Third graders communicate the legacies of changemakers
Lab's third graders are exercising their perspectives. For Black History Month, the third grade team wanted to introduce their students to changemakers. "They've learned about the civil rights movement, Dr. King, African American and African figures," says third grade teacher Marlease Bushnell. "In third grade classrooms we have done cool projects recognizing Black inventors and scientists, so we wanted to introduce them to more people. We created a padlist, picking people who were popular, some people who were less so, some people they've never heard of before or might hear of again! People like Gordon Parks and local Black artists whose work has impacted the South Side of Chicago. Changemakers." Teacher Jessica Palumbo is even working to create a map of Bronzeville changemakers for her students.
Palumbo introduced the changemaker project to her class writing, "This year we have been studying systems of power. The power you have, the power we have together, united, the power of those that make the rules and those that are told to follow the rules. We learned that power itself is neither good nor bad, but power can be used to help others or to hurt others." She spent time giving her students additional context about how extraordinary the changemakers' achievements were in light of history and the many obstacles, such as institutional racism, that stood in their way.
While still remote, the students researched these powerful "changemakers" and then worked to fill out a biographical script, as though they were telling their life story from the perspective of their chosen person, communicating their contributions and living legacies. They read the book Shirley Chisholm is a Verb. "Obviously a verb is an action word: negotiates, campaigns, inspire, represent," says Bushnell. "To get students inspired about being personal activists we asked them to think about their verbs carefully."
The students wrote and recorded their scripts, sharing with one another. "They learned so much and they loved it. They did their biography scripts on a google doc, so they learned how to type, how to edit, how to share. They put comments on their classmates' work, which was neat. They made videos from home. They were able to utilize technology in fun ways."
For the art component, they selected a portrait of their changemaker and placed a piece of mylar on top, going over it with markers. "They created these beautiful drawings with line and color, creating a multi-element project that we were able to hang in the windows," says Bushnell.

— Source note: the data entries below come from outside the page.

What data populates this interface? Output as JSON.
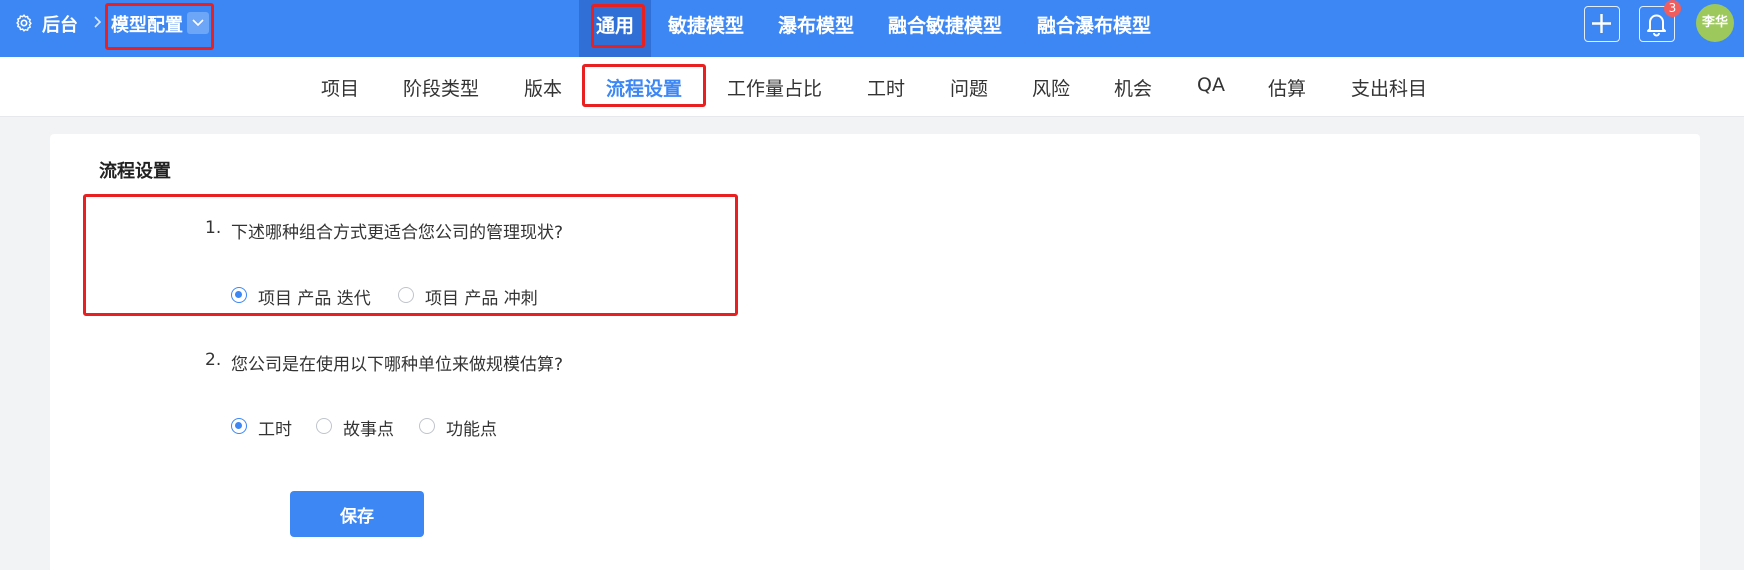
{
  "topbar": {
    "backstage_label": "后台",
    "model_config_label": "模型配置",
    "tabs": [
      "通用",
      "敏捷模型",
      "瀑布模型",
      "融合敏捷模型",
      "融合瀑布模型"
    ],
    "active_tab": "通用",
    "notification_count": "3",
    "user_name": "李华",
    "colors": {
      "bar": "#3d87f5",
      "active_tab_bg": "#2f6fd6",
      "avatar": "#9cc85c",
      "badge": "#f15c5c"
    }
  },
  "subnav": {
    "tabs": [
      "项目",
      "阶段类型",
      "版本",
      "流程设置",
      "工作量占比",
      "工时",
      "问题",
      "风险",
      "机会",
      "QA",
      "估算",
      "支出科目"
    ],
    "active_tab": "流程设置"
  },
  "content": {
    "title": "流程设置",
    "questions": [
      {
        "number": "1.",
        "text": "下述哪种组合方式更适合您公司的管理现状?",
        "options": [
          "项目 产品 迭代",
          "项目 产品 冲刺"
        ],
        "selected": "项目 产品 迭代"
      },
      {
        "number": "2.",
        "text": "您公司是在使用以下哪种单位来做规模估算?",
        "options": [
          "工时",
          "故事点",
          "功能点"
        ],
        "selected": "工时"
      }
    ],
    "save_label": "保存"
  },
  "icons": [
    "gear-icon",
    "chevron-right-icon",
    "chevron-down-icon",
    "plus-icon",
    "bell-icon"
  ]
}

"Teaching during this pandemic is different than anytime I've ever taught. It is important for me to talk about people that continue to make strides and about perseverance. Look how many people persevere. To say, 'look at this person, look at the kinds of things she had to overcome.' They say, 'Oh, she was a doctor.' Yeah, but she was a doctor in a time when Black girls were not going to school and her parents couldn't read or write. It helps to understand the degree to which people have to persevere to stand up against very real and hard things."